**ABOUT THIS TASK:**
Go through the records and filter out every line lacking the word "domain"; copy the lines that remain.

**DATA SUPPLIED:**
------------

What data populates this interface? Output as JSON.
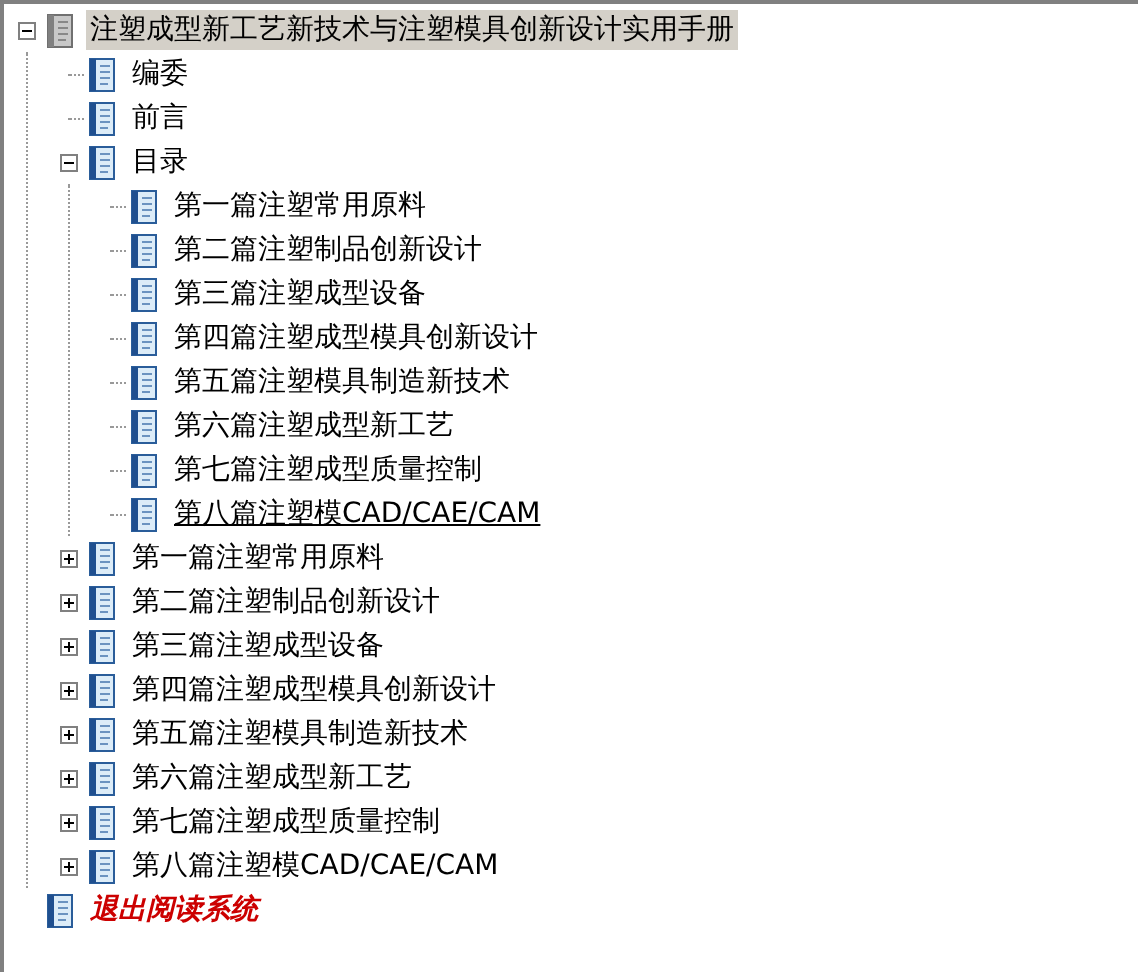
{
  "tree": [
    {
      "label": "注塑成型新工艺新技术与注塑模具创新设计实用手册",
      "kind": "volume",
      "selected": true,
      "hovered": false,
      "expanded": true,
      "children": [
        {
          "label": "编委",
          "kind": "page",
          "selected": false,
          "hovered": false
        },
        {
          "label": "前言",
          "kind": "page",
          "selected": false,
          "hovered": false
        },
        {
          "label": "目录",
          "kind": "page",
          "selected": false,
          "hovered": false,
          "expanded": true,
          "children": [
            {
              "label": "第一篇注塑常用原料",
              "kind": "page",
              "selected": false,
              "hovered": false
            },
            {
              "label": "第二篇注塑制品创新设计",
              "kind": "page",
              "selected": false,
              "hovered": false
            },
            {
              "label": "第三篇注塑成型设备",
              "kind": "page",
              "selected": false,
              "hovered": false
            },
            {
              "label": "第四篇注塑成型模具创新设计",
              "kind": "page",
              "selected": false,
              "hovered": false
            },
            {
              "label": "第五篇注塑模具制造新技术",
              "kind": "page",
              "selected": false,
              "hovered": false
            },
            {
              "label": "第六篇注塑成型新工艺",
              "kind": "page",
              "selected": false,
              "hovered": false
            },
            {
              "label": "第七篇注塑成型质量控制",
              "kind": "page",
              "selected": false,
              "hovered": false
            },
            {
              "label": "第八篇注塑模CAD/CAE/CAM",
              "kind": "page",
              "selected": false,
              "hovered": true
            }
          ]
        },
        {
          "label": "第一篇注塑常用原料",
          "kind": "page",
          "selected": false,
          "hovered": false,
          "expanded": false
        },
        {
          "label": "第二篇注塑制品创新设计",
          "kind": "page",
          "selected": false,
          "hovered": false,
          "expanded": false
        },
        {
          "label": "第三篇注塑成型设备",
          "kind": "page",
          "selected": false,
          "hovered": false,
          "expanded": false
        },
        {
          "label": "第四篇注塑成型模具创新设计",
          "kind": "page",
          "selected": false,
          "hovered": false,
          "expanded": false
        },
        {
          "label": "第五篇注塑模具制造新技术",
          "kind": "page",
          "selected": false,
          "hovered": false,
          "expanded": false
        },
        {
          "label": "第六篇注塑成型新工艺",
          "kind": "page",
          "selected": false,
          "hovered": false,
          "expanded": false
        },
        {
          "label": "第七篇注塑成型质量控制",
          "kind": "page",
          "selected": false,
          "hovered": false,
          "expanded": false
        },
        {
          "label": "第八篇注塑模CAD/CAE/CAM",
          "kind": "page",
          "selected": false,
          "hovered": false,
          "expanded": false
        }
      ]
    },
    {
      "label": "退出阅读系统",
      "kind": "exit",
      "selected": false,
      "hovered": false
    }
  ]
}
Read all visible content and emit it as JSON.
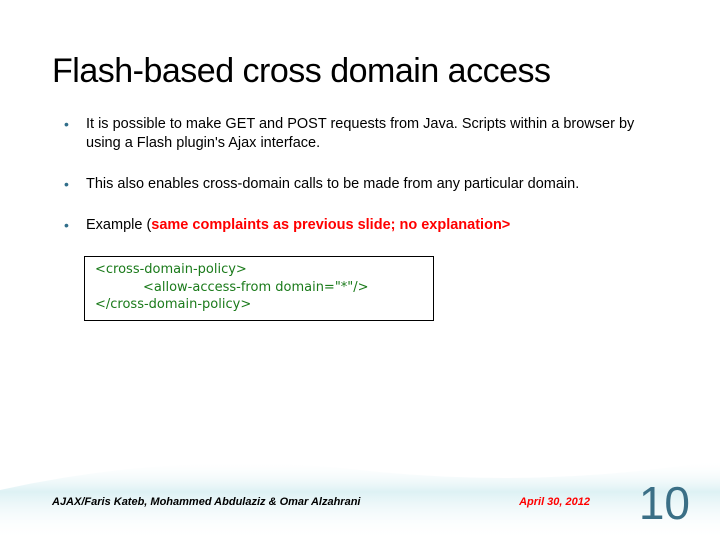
{
  "title": "Flash-based cross domain access",
  "bullets": [
    "It is possible to make GET and POST requests from Java. Scripts within a browser by using a Flash plugin's Ajax interface.",
    "This also enables cross-domain calls to be made from any particular domain."
  ],
  "bullet3_prefix": "Example (",
  "bullet3_red": "same complaints as previous slide; no explanation>",
  "code": {
    "line1": "<cross-domain-policy>",
    "line2": "<allow-access-from domain=\"*\"/>",
    "line3": "</cross-domain-policy>"
  },
  "footer": {
    "left": "AJAX/Faris Kateb, Mohammed Abdulaziz & Omar Alzahrani",
    "date": "April 30, 2012"
  },
  "page_number": "10"
}
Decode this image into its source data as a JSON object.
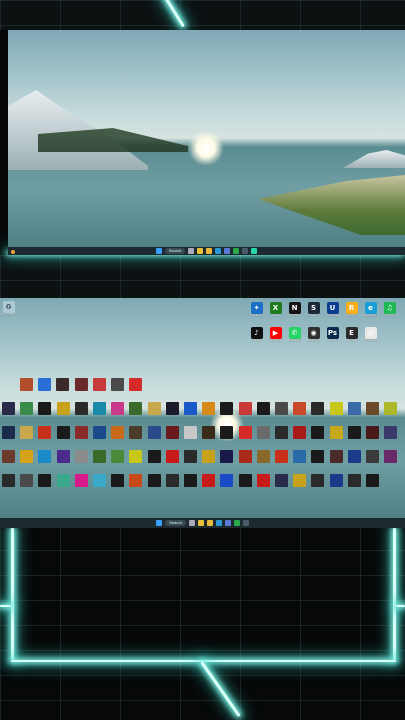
{
  "top_screen": {
    "taskbar": {
      "weather_label": "",
      "search_placeholder": "Search",
      "clock_time": "",
      "clock_date": ""
    }
  },
  "bottom_screen": {
    "desktop": {
      "recycle_bin_label": "Recycle Bin",
      "top_right_apps": [
        {
          "label": "Visual Studio Code",
          "icon": "vscode-icon",
          "color": "#1b6fc4",
          "glyph": "✦"
        },
        {
          "label": "Xbox",
          "icon": "xbox-icon",
          "color": "#1e7b1e",
          "glyph": "X"
        },
        {
          "label": "Netflix",
          "icon": "netflix-icon",
          "color": "#141414",
          "glyph": "N"
        },
        {
          "label": "Steam",
          "icon": "steam-icon",
          "color": "#1b2838",
          "glyph": "S"
        },
        {
          "label": "Ubisoft Connect",
          "icon": "ubisoft-icon",
          "color": "#0a3d8f",
          "glyph": "U"
        },
        {
          "label": "Rockstar Games",
          "icon": "rockstar-icon",
          "color": "#fcaf17",
          "glyph": "R"
        },
        {
          "label": "Microsoft Edge",
          "icon": "edge-icon",
          "color": "#1a9fd6",
          "glyph": "e"
        },
        {
          "label": "Spotify",
          "icon": "spotify-icon",
          "color": "#1db954",
          "glyph": "♫"
        },
        {
          "label": "TikTok",
          "icon": "tiktok-icon",
          "color": "#111111",
          "glyph": "♪"
        },
        {
          "label": "YouTube",
          "icon": "youtube-icon",
          "color": "#ff0000",
          "glyph": "▶"
        },
        {
          "label": "WhatsApp",
          "icon": "whatsapp-icon",
          "color": "#25d366",
          "glyph": "✆"
        },
        {
          "label": "OBS Studio",
          "icon": "obs-icon",
          "color": "#302e31",
          "glyph": "◉"
        },
        {
          "label": "Photoshop",
          "icon": "photoshop-icon",
          "color": "#0a2b4b",
          "glyph": "Ps"
        },
        {
          "label": "Epic Games",
          "icon": "epic-icon",
          "color": "#2a2a2a",
          "glyph": "E"
        },
        {
          "label": "Google Chrome",
          "icon": "chrome-icon",
          "color": "#e8e8e8",
          "glyph": "◎"
        }
      ],
      "game_grid_colors": [
        [
          "#b24f2a",
          "#2a6fd6",
          "#3a2a2a",
          "#6a2a2a",
          "#c63a3a",
          "#4a4a4a",
          "#d62a2a"
        ],
        [
          "#2a2a4a",
          "#3a8a4a",
          "#1a1a1a",
          "#c8a21a",
          "#2a2a2a",
          "#1a8aa8",
          "#c83a8a",
          "#3a6a2a",
          "#c8a84a",
          "#1a1a2a",
          "#1a5ac8",
          "#d68a1a",
          "#1a1a1a",
          "#c83a3a",
          "#1a1a1a",
          "#4a4a4a",
          "#c84a2a",
          "#2a2a2a",
          "#c8c81a",
          "#3a6aa8",
          "#6a4a2a",
          "#aab82a"
        ],
        [
          "#1a2a4a",
          "#c8a84a",
          "#c8301a",
          "#1a1a1a",
          "#8a2a2a",
          "#1a4a8a",
          "#c86a1a",
          "#4a3a2a",
          "#2a4a8a",
          "#6a1a1a",
          "#c8c8c8",
          "#3a2a1a",
          "#1a1a1a",
          "#d62a2a",
          "#6a6a6a",
          "#2a2a2a",
          "#a81a1a",
          "#1a1a1a",
          "#c8a81a",
          "#1a1a1a",
          "#4a1a1a",
          "#3a3a6a"
        ],
        [
          "#6a3a2a",
          "#d6a21a",
          "#1a8ac8",
          "#4a2a8a",
          "#8a8a8a",
          "#3a6a2a",
          "#4a8a3a",
          "#c8c81a",
          "#1a1a1a",
          "#c81a1a",
          "#2a2a2a",
          "#c8a21a",
          "#1a1a4a",
          "#aa2a1a",
          "#8a6a2a",
          "#c8301a",
          "#2a6aa8",
          "#1a1a1a",
          "#4a2a2a",
          "#1a3a8a",
          "#3a3a3a",
          "#6a2a6a"
        ],
        [
          "#2a2a2a",
          "#4a4a4a",
          "#1a1a1a",
          "#3aa88a",
          "#d61a8a",
          "#3aa8c8",
          "#1a1a1a",
          "#c84a1a",
          "#1a1a1a",
          "#2a2a2a",
          "#1a1a1a",
          "#c81a1a",
          "#1a4ac8",
          "#1a1a1a",
          "#c81a1a",
          "#2a2a4a",
          "#c8a21a",
          "#2a2a2a",
          "#1a3a8a",
          "#2a2a2a",
          "#1a1a1a"
        ]
      ]
    },
    "taskbar": {
      "search_placeholder": "Search"
    }
  },
  "colors": {
    "glow": "#7ff2e6",
    "taskbar": "#1d2a30"
  }
}
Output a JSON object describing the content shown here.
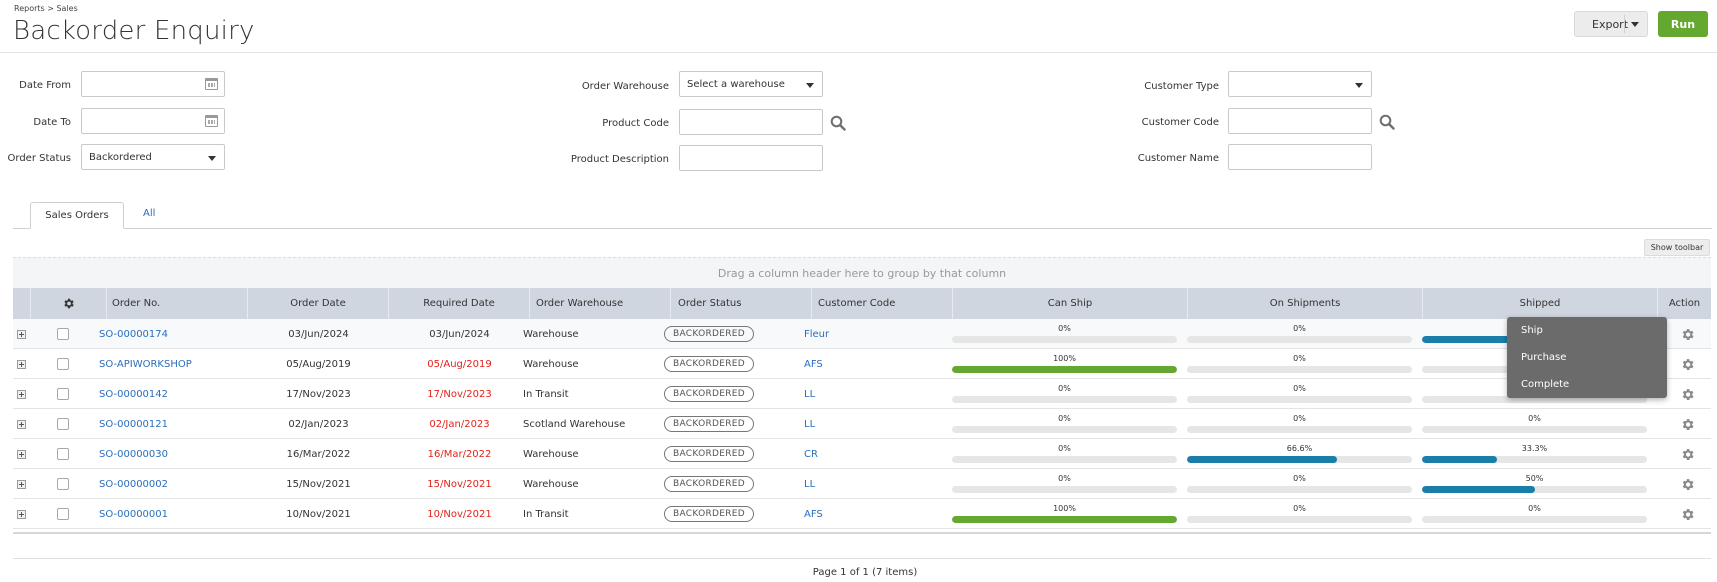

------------

**RESPONSE:**
  "title": "Flash-based cross domain access",
    "This also enables cross-domain calls to be made from any particular domain."
    "line1": "<cross-domain-policy>",
    "line2": "<allow-access-from domain=\"*\"/>",
    "line3": "</cross-domain-policy>"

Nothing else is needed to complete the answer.